Given data ::
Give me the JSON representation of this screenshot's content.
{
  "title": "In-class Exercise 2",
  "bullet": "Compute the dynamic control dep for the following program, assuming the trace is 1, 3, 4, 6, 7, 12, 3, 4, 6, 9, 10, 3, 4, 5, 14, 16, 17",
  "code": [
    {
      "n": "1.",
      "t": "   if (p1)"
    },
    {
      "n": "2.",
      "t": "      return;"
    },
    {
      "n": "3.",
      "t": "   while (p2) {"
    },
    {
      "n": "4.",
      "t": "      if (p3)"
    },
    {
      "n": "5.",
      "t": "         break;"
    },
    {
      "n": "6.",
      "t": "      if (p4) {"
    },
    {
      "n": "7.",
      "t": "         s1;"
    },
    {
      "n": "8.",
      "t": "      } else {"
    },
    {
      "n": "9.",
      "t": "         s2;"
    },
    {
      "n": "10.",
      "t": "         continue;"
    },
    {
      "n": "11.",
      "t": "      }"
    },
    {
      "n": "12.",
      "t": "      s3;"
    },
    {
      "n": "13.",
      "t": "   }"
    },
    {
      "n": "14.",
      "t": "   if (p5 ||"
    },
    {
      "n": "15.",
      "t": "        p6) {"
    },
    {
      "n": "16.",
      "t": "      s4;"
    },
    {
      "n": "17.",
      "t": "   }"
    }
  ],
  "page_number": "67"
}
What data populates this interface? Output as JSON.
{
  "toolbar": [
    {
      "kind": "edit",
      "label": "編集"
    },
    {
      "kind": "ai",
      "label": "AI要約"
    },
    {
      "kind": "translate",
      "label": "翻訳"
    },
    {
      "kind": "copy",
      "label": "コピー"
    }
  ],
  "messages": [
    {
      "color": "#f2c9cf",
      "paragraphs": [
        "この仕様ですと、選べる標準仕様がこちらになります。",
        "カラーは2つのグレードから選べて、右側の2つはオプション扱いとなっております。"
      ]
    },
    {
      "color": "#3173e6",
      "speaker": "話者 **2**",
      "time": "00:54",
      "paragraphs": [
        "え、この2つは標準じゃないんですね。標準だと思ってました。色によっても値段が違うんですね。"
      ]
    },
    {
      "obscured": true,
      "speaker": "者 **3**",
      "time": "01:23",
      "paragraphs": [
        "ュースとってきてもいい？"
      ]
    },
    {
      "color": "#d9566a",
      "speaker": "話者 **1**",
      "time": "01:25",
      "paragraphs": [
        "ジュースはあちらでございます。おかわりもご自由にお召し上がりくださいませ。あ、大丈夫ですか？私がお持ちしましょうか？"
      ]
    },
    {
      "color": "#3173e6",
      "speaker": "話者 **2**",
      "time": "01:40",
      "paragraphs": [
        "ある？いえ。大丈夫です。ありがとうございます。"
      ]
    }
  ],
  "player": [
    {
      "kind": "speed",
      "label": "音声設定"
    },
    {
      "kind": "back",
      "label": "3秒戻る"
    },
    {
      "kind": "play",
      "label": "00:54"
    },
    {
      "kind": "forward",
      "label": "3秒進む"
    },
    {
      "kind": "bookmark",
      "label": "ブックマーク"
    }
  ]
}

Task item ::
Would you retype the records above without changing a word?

Expected answer ::
Give me the JSON representation of this screenshot's content.
{
  "title": "In-class Exercise 2",
  "bullet": "Compute the dynamic control dep for the following program, assuming the trace is 1, 3, 4, 6, 7, 12, 3, 4, 6, 9, 10, 3, 4, 5, 14, 16, 17",
  "code": [
    {
      "n": "1.",
      "t": "   if (p1)"
    },
    {
      "n": "2.",
      "t": "      return;"
    },
    {
      "n": "3.",
      "t": "   while (p2) {"
    },
    {
      "n": "4.",
      "t": "      if (p3)"
    },
    {
      "n": "5.",
      "t": "         break;"
    },
    {
      "n": "6.",
      "t": "      if (p4) {"
    },
    {
      "n": "7.",
      "t": "         s1;"
    },
    {
      "n": "8.",
      "t": "      } else {"
    },
    {
      "n": "9.",
      "t": "         s2;"
    },
    {
      "n": "10.",
      "t": "         continue;"
    },
    {
      "n": "11.",
      "t": "      }"
    },
    {
      "n": "12.",
      "t": "      s3;"
    },
    {
      "n": "13.",
      "t": "   }"
    },
    {
      "n": "14.",
      "t": "   if (p5 ||"
    },
    {
      "n": "15.",
      "t": "        p6) {"
    },
    {
      "n": "16.",
      "t": "      s4;"
    },
    {
      "n": "17.",
      "t": "   }"
    }
  ],
  "page_number": "67"
}
What data populates this interface? Output as JSON.
{
  "toolbar": [
    {
      "kind": "edit",
      "label": "編集"
    },
    {
      "kind": "ai",
      "label": "AI要約"
    },
    {
      "kind": "translate",
      "label": "翻訳"
    },
    {
      "kind": "copy",
      "label": "コピー"
    }
  ],
  "messages": [
    {
      "color": "#f2c9cf",
      "paragraphs": [
        "この仕様ですと、選べる標準仕様がこちらになります。",
        "カラーは2つのグレードから選べて、右側の2つはオプション扱いとなっております。"
      ]
    },
    {
      "color": "#3173e6",
      "speaker": "話者 **2**",
      "time": "00:54",
      "paragraphs": [
        "え、この2つは標準じゃないんですね。標準だと思ってました。色によっても値段が違うんですね。"
      ]
    },
    {
      "obscured": true,
      "speaker": "者 **3**",
      "time": "01:23",
      "paragraphs": [
        "ュースとってきてもいい？"
      ]
    },
    {
      "color": "#d9566a",
      "speaker": "話者 **1**",
      "time": "01:25",
      "paragraphs": [
        "ジュースはあちらでございます。おかわりもご自由にお召し上がりくださいませ。あ、大丈夫ですか？私がお持ちしましょうか？"
      ]
    },
    {
      "color": "#3173e6",
      "speaker": "話者 **2**",
      "time": "01:40",
      "paragraphs": [
        "ある？いえ。大丈夫です。ありがとうございます。"
      ]
    }
  ],
  "player": [
    {
      "kind": "speed",
      "label": "音声設定"
    },
    {
      "kind": "back",
      "label": "3秒戻る"
    },
    {
      "kind": "play",
      "label": "00:54"
    },
    {
      "kind": "forward",
      "label": "3秒進む"
    },
    {
      "kind": "bookmark",
      "label": "ブックマーク"
    }
  ]
}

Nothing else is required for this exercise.